New Missoula collaborative to discuss Clark Fork, Bitterroot, Blackfoot river needs

The Clark Fork River winds though the old Milltown Dam site east of Missoula. (Martin Kidston/Missoula Current)

A new Missoula community group that is working together on issues and opportunities related to local rivers will host a public open house next week in downtown Missoula. It’s focus? Everything to do with rivers.

Three Rivers Collaborative includes local businesses and nonprofits, along with city, county and state agencies, who all came together over the past year to create a common place to discuss the Clark Fork and lower portions of the Blackfoot and Bitterroot Rivers in the Missoula Valley.

“The Missoula community has strong connections to our rivers and what they offer,” said Morgan Valliant, Three Rivers Collaborative member and Conservation Lands Manager for the city of Missoula. “We wanted to create a central place for people to work together on river-related issues and ideas.”

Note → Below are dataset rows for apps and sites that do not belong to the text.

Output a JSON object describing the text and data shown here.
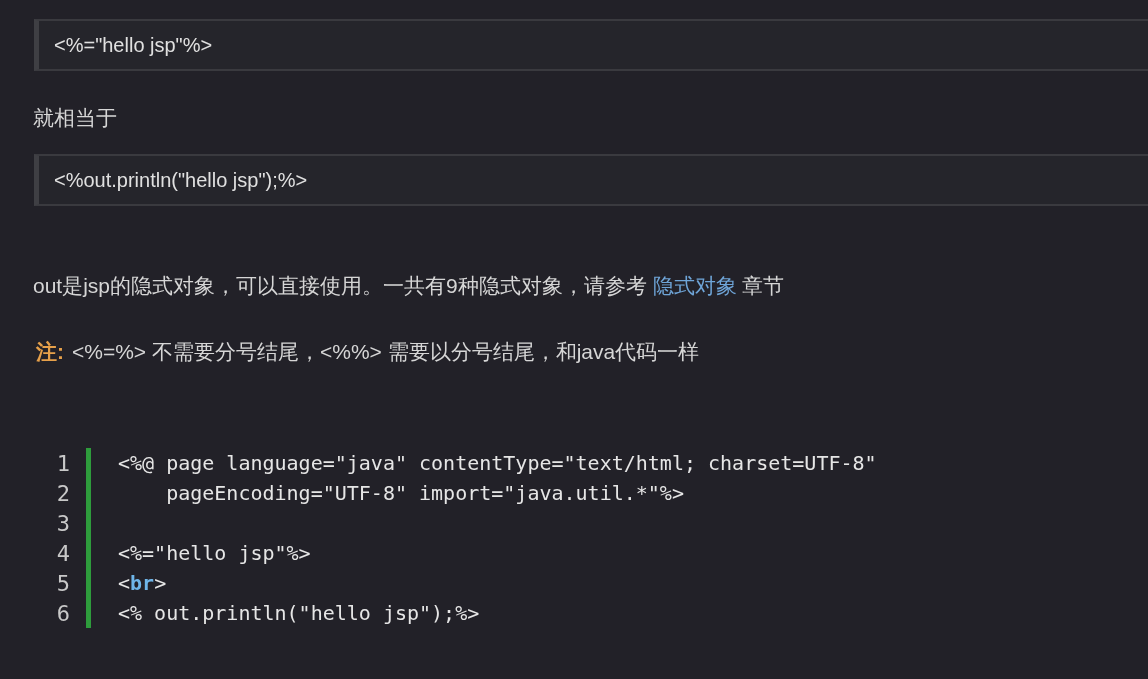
{
  "code_boxes": [
    {
      "text": "<%=\"hello jsp\"%>"
    },
    {
      "text": "<%out.println(\"hello jsp\");%>"
    }
  ],
  "between_text": "就相当于",
  "paragraph": {
    "before": "out是jsp的隐式对象，可以直接使用。一共有9种隐式对象，请参考 ",
    "link": "隐式对象",
    "after": " 章节"
  },
  "note": {
    "label": "注:",
    "text": "<%=%> 不需要分号结尾，<%%> 需要以分号结尾，和java代码一样"
  },
  "code_listing": [
    {
      "number": "1",
      "segments": [
        {
          "kind": "plain",
          "text": "<%@ page language=\"java\" contentType=\"text/html; charset=UTF-8\""
        }
      ]
    },
    {
      "number": "2",
      "segments": [
        {
          "kind": "plain",
          "text": "    pageEncoding=\"UTF-8\" import=\"java.util.*\"%>"
        }
      ]
    },
    {
      "number": "3"
    },
    {
      "number": "4",
      "segments": [
        {
          "kind": "plain",
          "text": "<%=\"hello jsp\"%>"
        }
      ]
    },
    {
      "number": "5",
      "segments": [
        {
          "kind": "plain",
          "text": "<"
        },
        {
          "kind": "tag",
          "text": "br"
        },
        {
          "kind": "plain",
          "text": ">"
        }
      ]
    },
    {
      "number": "6",
      "segments": [
        {
          "kind": "plain",
          "text": "<% out.println(\"hello jsp\");%>"
        }
      ]
    }
  ]
}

The Collaborative formed to create that common space and now wants to engage more people and groups in discussing river conservation, public access, and recreation in the Missoula area.

“There are a lot of people and organizations that have a role and interest in this discussion, and if we can bring all that together, we can create more benefits for the river and the community,” said Randy Arnold, collaborative member and Montana Fish, Wildlife & Parks Region 2 Supervisor.

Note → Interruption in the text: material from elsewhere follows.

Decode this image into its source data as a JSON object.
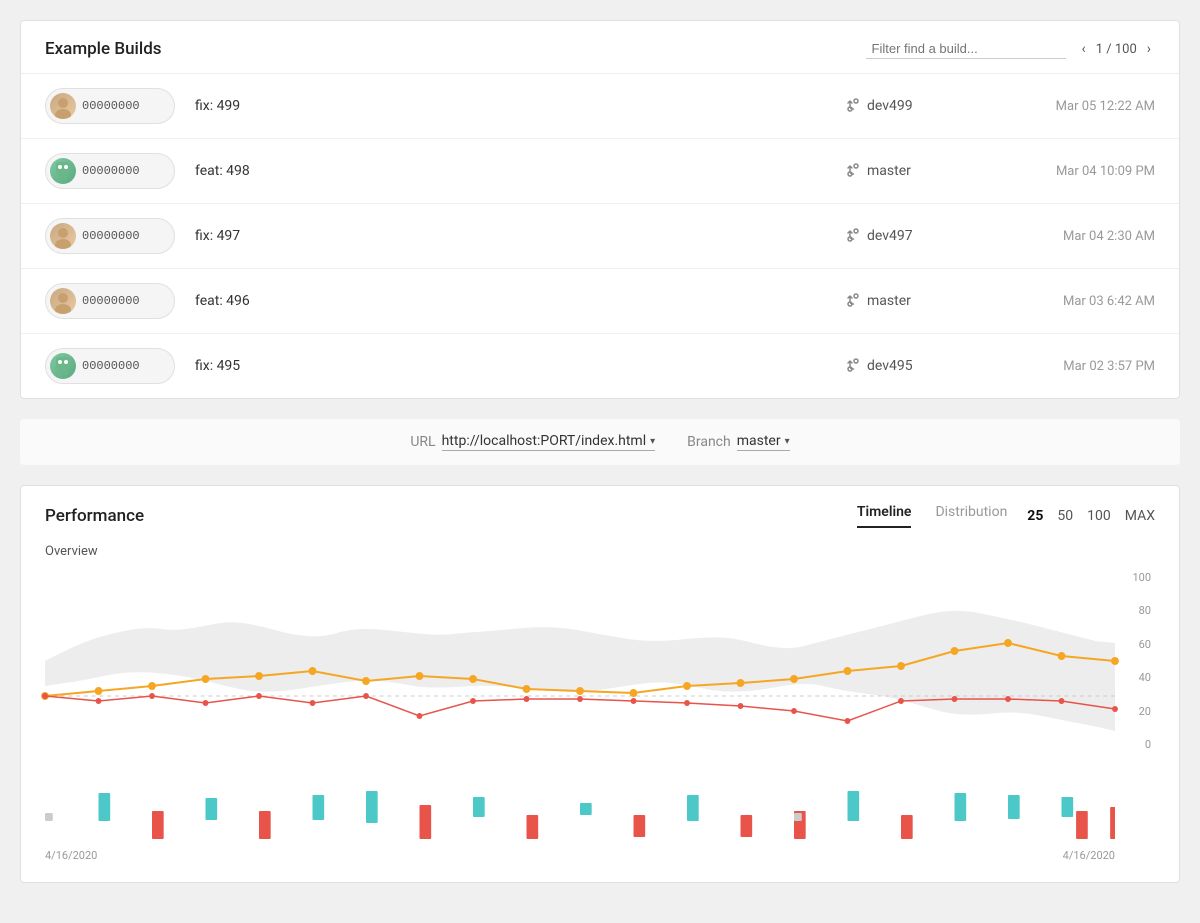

Pelah Hoyt, fellow collaborative member and the lands director for Five Valleys Land Trust, said community interest is high.

Participants from early discussions have included Five Valleys, Clark Fork Coalition, local business owners, river guides, Trout Unlimited, Mountain Line Transportation, Missoula County and the city, along with the University of Montana, American Rivers and the Audubon Society.

“The open house is a chance to celebrate the tremendous river resources that we have, share why this group came together and what our initial goals are, and invite community members to get involved on river issues that matter to them,” Hoyt said.

The open house is set for Feb. 21 from 5:30-7:30 at Conflux Brewing with a short presentation from group members and Mayor John Engen, Missoula County Commissioner Josh Slotnick and Rachel VandeVoort, the director of the Montana Governor’s Office on Outdoor Recreation.

The event will be followed with light appetizers and a chance to visit with hosts and attendees. Participants will have an opportunity to learn about river use trends in the Missoula area, current river projects and how to participate in future meetings and discussions.